With the pictures left out, output the records below exactly.

---

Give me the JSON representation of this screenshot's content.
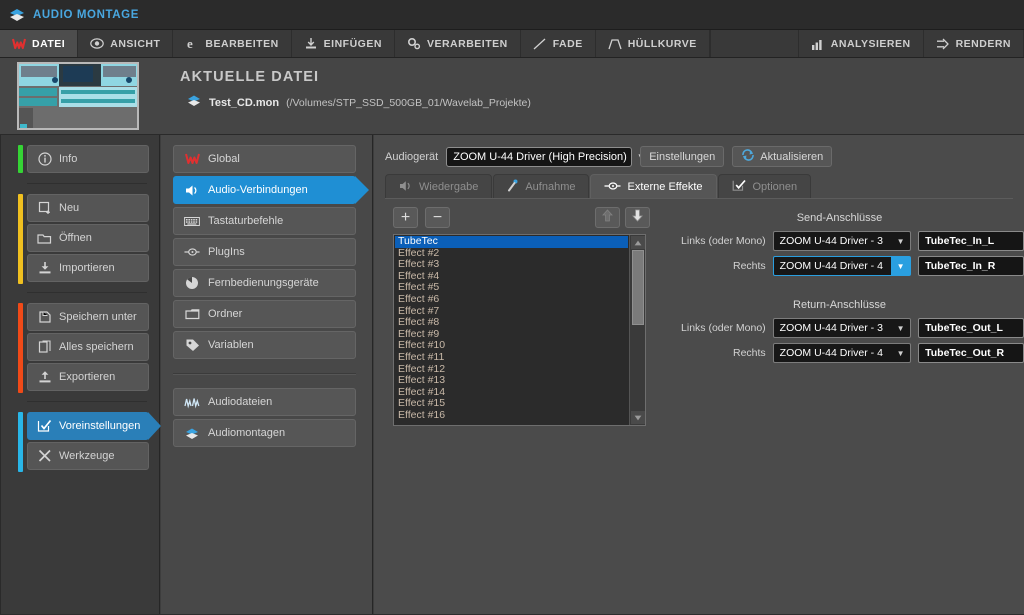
{
  "window": {
    "title": "AUDIO MONTAGE",
    "title_icon": "audio-montage-icon"
  },
  "menubar": {
    "items": [
      {
        "label": "DATEI",
        "icon": "wavelab-w-icon",
        "active": true
      },
      {
        "label": "ANSICHT",
        "icon": "eye-icon",
        "active": false
      },
      {
        "label": "BEARBEITEN",
        "icon": "edit-e-icon",
        "active": false
      },
      {
        "label": "EINFÜGEN",
        "icon": "insert-icon",
        "active": false
      },
      {
        "label": "VERARBEITEN",
        "icon": "gears-icon",
        "active": false
      },
      {
        "label": "FADE",
        "icon": "fade-slope-icon",
        "active": false
      },
      {
        "label": "HÜLLKURVE",
        "icon": "envelope-curve-icon",
        "active": false
      }
    ],
    "right_items": [
      {
        "label": "ANALYSIEREN",
        "icon": "bar-chart-icon"
      },
      {
        "label": "RENDERN",
        "icon": "render-arrow-icon"
      }
    ]
  },
  "file_header": {
    "section_title": "AKTUELLE DATEI",
    "file_icon": "audio-montage-icon",
    "file_name": "Test_CD.mon",
    "file_path": "(/Volumes/STP_SSD_500GB_01/Wavelab_Projekte)"
  },
  "sidebar_left": {
    "groups": [
      {
        "accent": "#35d435",
        "items": [
          {
            "label": "Info",
            "icon": "info-circle-icon",
            "selected": false
          }
        ]
      },
      {
        "accent": "#f0c020",
        "items": [
          {
            "label": "Neu",
            "icon": "new-document-icon",
            "selected": false
          },
          {
            "label": "Öffnen",
            "icon": "folder-open-icon",
            "selected": false
          },
          {
            "label": "Importieren",
            "icon": "import-download-icon",
            "selected": false
          }
        ]
      },
      {
        "accent": "#f04a18",
        "items": [
          {
            "label": "Speichern unter",
            "icon": "save-as-icon",
            "selected": false
          },
          {
            "label": "Alles speichern",
            "icon": "save-all-icon",
            "selected": false
          },
          {
            "label": "Exportieren",
            "icon": "export-upload-icon",
            "selected": false
          }
        ]
      },
      {
        "accent": "#29b6e8",
        "items": [
          {
            "label": "Voreinstellungen",
            "icon": "preferences-check-icon",
            "selected": true
          },
          {
            "label": "Werkzeuge",
            "icon": "tools-cross-icon",
            "selected": false
          }
        ]
      }
    ]
  },
  "sidebar_mid": {
    "groups": [
      {
        "items": [
          {
            "label": "Global",
            "icon": "wavelab-w-icon",
            "selected": false
          },
          {
            "label": "Audio-Verbindungen",
            "icon": "speaker-icon",
            "selected": true
          },
          {
            "label": "Tastaturbefehle",
            "icon": "keyboard-icon",
            "selected": false
          },
          {
            "label": "PlugIns",
            "icon": "plug-connector-icon",
            "selected": false
          },
          {
            "label": "Fernbedienungsgeräte",
            "icon": "remote-knob-icon",
            "selected": false
          },
          {
            "label": "Ordner",
            "icon": "folder-icon",
            "selected": false
          },
          {
            "label": "Variablen",
            "icon": "tag-icon",
            "selected": false
          }
        ]
      },
      {
        "items": [
          {
            "label": "Audiodateien",
            "icon": "waveform-icon",
            "selected": false
          },
          {
            "label": "Audiomontagen",
            "icon": "audio-montage-icon",
            "selected": false
          }
        ]
      }
    ]
  },
  "main": {
    "device_row": {
      "label": "Audiogerät",
      "device_value": "ZOOM U-44 Driver (High Precision)",
      "dropdown_arrow": "▼",
      "settings_button": "Einstellungen",
      "refresh_button": "Aktualisieren",
      "refresh_icon": "refresh-arrows-icon"
    },
    "tabs": [
      {
        "label": "Wiedergabe",
        "icon": "speaker-icon",
        "active": false
      },
      {
        "label": "Aufnahme",
        "icon": "microphone-icon",
        "active": false
      },
      {
        "label": "Externe Effekte",
        "icon": "plug-connector-icon",
        "active": true
      },
      {
        "label": "Optionen",
        "icon": "options-check-icon",
        "active": false
      }
    ],
    "list_toolbar": {
      "add_label": "+",
      "remove_label": "−",
      "move_up_icon": "arrow-up-icon",
      "move_down_icon": "arrow-down-icon"
    },
    "effects_list": {
      "selected_index": 0,
      "items": [
        "TubeTec",
        "Effect #2",
        "Effect #3",
        "Effect #4",
        "Effect #5",
        "Effect #6",
        "Effect #7",
        "Effect #8",
        "Effect #9",
        "Effect #10",
        "Effect #11",
        "Effect #12",
        "Effect #13",
        "Effect #14",
        "Effect #15",
        "Effect #16"
      ]
    },
    "send_section": {
      "title": "Send-Anschlüsse",
      "rows": [
        {
          "label": "Links (oder Mono)",
          "device": "ZOOM U-44 Driver - 3",
          "name": "TubeTec_In_L",
          "focused": false
        },
        {
          "label": "Rechts",
          "device": "ZOOM U-44 Driver - 4",
          "name": "TubeTec_In_R",
          "focused": true
        }
      ]
    },
    "return_section": {
      "title": "Return-Anschlüsse",
      "rows": [
        {
          "label": "Links (oder Mono)",
          "device": "ZOOM U-44 Driver - 3",
          "name": "TubeTec_Out_L",
          "focused": false
        },
        {
          "label": "Rechts",
          "device": "ZOOM U-44 Driver - 4",
          "name": "TubeTec_Out_R",
          "focused": false
        }
      ]
    }
  },
  "colors": {
    "accent_blue": "#1f8fd4",
    "selection_blue": "#0b5fb8",
    "title_blue": "#49a7e0",
    "panel_bg": "#4b4b4b"
  }
}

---

_ANSWER TO THE PROBLEM:_
Give me the JSON representation of this screenshot's content.
{
  "window": {
    "title": "AUDIO MONTAGE",
    "title_icon": "audio-montage-icon"
  },
  "menubar": {
    "items": [
      {
        "label": "DATEI",
        "icon": "wavelab-w-icon",
        "active": true
      },
      {
        "label": "ANSICHT",
        "icon": "eye-icon",
        "active": false
      },
      {
        "label": "BEARBEITEN",
        "icon": "edit-e-icon",
        "active": false
      },
      {
        "label": "EINFÜGEN",
        "icon": "insert-icon",
        "active": false
      },
      {
        "label": "VERARBEITEN",
        "icon": "gears-icon",
        "active": false
      },
      {
        "label": "FADE",
        "icon": "fade-slope-icon",
        "active": false
      },
      {
        "label": "HÜLLKURVE",
        "icon": "envelope-curve-icon",
        "active": false
      }
    ],
    "right_items": [
      {
        "label": "ANALYSIEREN",
        "icon": "bar-chart-icon"
      },
      {
        "label": "RENDERN",
        "icon": "render-arrow-icon"
      }
    ]
  },
  "file_header": {
    "section_title": "AKTUELLE DATEI",
    "file_icon": "audio-montage-icon",
    "file_name": "Test_CD.mon",
    "file_path": "(/Volumes/STP_SSD_500GB_01/Wavelab_Projekte)"
  },
  "sidebar_left": {
    "groups": [
      {
        "accent": "#35d435",
        "items": [
          {
            "label": "Info",
            "icon": "info-circle-icon",
            "selected": false
          }
        ]
      },
      {
        "accent": "#f0c020",
        "items": [
          {
            "label": "Neu",
            "icon": "new-document-icon",
            "selected": false
          },
          {
            "label": "Öffnen",
            "icon": "folder-open-icon",
            "selected": false
          },
          {
            "label": "Importieren",
            "icon": "import-download-icon",
            "selected": false
          }
        ]
      },
      {
        "accent": "#f04a18",
        "items": [
          {
            "label": "Speichern unter",
            "icon": "save-as-icon",
            "selected": false
          },
          {
            "label": "Alles speichern",
            "icon": "save-all-icon",
            "selected": false
          },
          {
            "label": "Exportieren",
            "icon": "export-upload-icon",
            "selected": false
          }
        ]
      },
      {
        "accent": "#29b6e8",
        "items": [
          {
            "label": "Voreinstellungen",
            "icon": "preferences-check-icon",
            "selected": true
          },
          {
            "label": "Werkzeuge",
            "icon": "tools-cross-icon",
            "selected": false
          }
        ]
      }
    ]
  },
  "sidebar_mid": {
    "groups": [
      {
        "items": [
          {
            "label": "Global",
            "icon": "wavelab-w-icon",
            "selected": false
          },
          {
            "label": "Audio-Verbindungen",
            "icon": "speaker-icon",
            "selected": true
          },
          {
            "label": "Tastaturbefehle",
            "icon": "keyboard-icon",
            "selected": false
          },
          {
            "label": "PlugIns",
            "icon": "plug-connector-icon",
            "selected": false
          },
          {
            "label": "Fernbedienungsgeräte",
            "icon": "remote-knob-icon",
            "selected": false
          },
          {
            "label": "Ordner",
            "icon": "folder-icon",
            "selected": false
          },
          {
            "label": "Variablen",
            "icon": "tag-icon",
            "selected": false
          }
        ]
      },
      {
        "items": [
          {
            "label": "Audiodateien",
            "icon": "waveform-icon",
            "selected": false
          },
          {
            "label": "Audiomontagen",
            "icon": "audio-montage-icon",
            "selected": false
          }
        ]
      }
    ]
  },
  "main": {
    "device_row": {
      "label": "Audiogerät",
      "device_value": "ZOOM U-44 Driver (High Precision)",
      "dropdown_arrow": "▼",
      "settings_button": "Einstellungen",
      "refresh_button": "Aktualisieren",
      "refresh_icon": "refresh-arrows-icon"
    },
    "tabs": [
      {
        "label": "Wiedergabe",
        "icon": "speaker-icon",
        "active": false
      },
      {
        "label": "Aufnahme",
        "icon": "microphone-icon",
        "active": false
      },
      {
        "label": "Externe Effekte",
        "icon": "plug-connector-icon",
        "active": true
      },
      {
        "label": "Optionen",
        "icon": "options-check-icon",
        "active": false
      }
    ],
    "list_toolbar": {
      "add_label": "+",
      "remove_label": "−",
      "move_up_icon": "arrow-up-icon",
      "move_down_icon": "arrow-down-icon"
    },
    "effects_list": {
      "selected_index": 0,
      "items": [
        "TubeTec",
        "Effect #2",
        "Effect #3",
        "Effect #4",
        "Effect #5",
        "Effect #6",
        "Effect #7",
        "Effect #8",
        "Effect #9",
        "Effect #10",
        "Effect #11",
        "Effect #12",
        "Effect #13",
        "Effect #14",
        "Effect #15",
        "Effect #16"
      ]
    },
    "send_section": {
      "title": "Send-Anschlüsse",
      "rows": [
        {
          "label": "Links (oder Mono)",
          "device": "ZOOM U-44 Driver - 3",
          "name": "TubeTec_In_L",
          "focused": false
        },
        {
          "label": "Rechts",
          "device": "ZOOM U-44 Driver - 4",
          "name": "TubeTec_In_R",
          "focused": true
        }
      ]
    },
    "return_section": {
      "title": "Return-Anschlüsse",
      "rows": [
        {
          "label": "Links (oder Mono)",
          "device": "ZOOM U-44 Driver - 3",
          "name": "TubeTec_Out_L",
          "focused": false
        },
        {
          "label": "Rechts",
          "device": "ZOOM U-44 Driver - 4",
          "name": "TubeTec_Out_R",
          "focused": false
        }
      ]
    }
  },
  "colors": {
    "accent_blue": "#1f8fd4",
    "selection_blue": "#0b5fb8",
    "title_blue": "#49a7e0",
    "panel_bg": "#4b4b4b"
  }
}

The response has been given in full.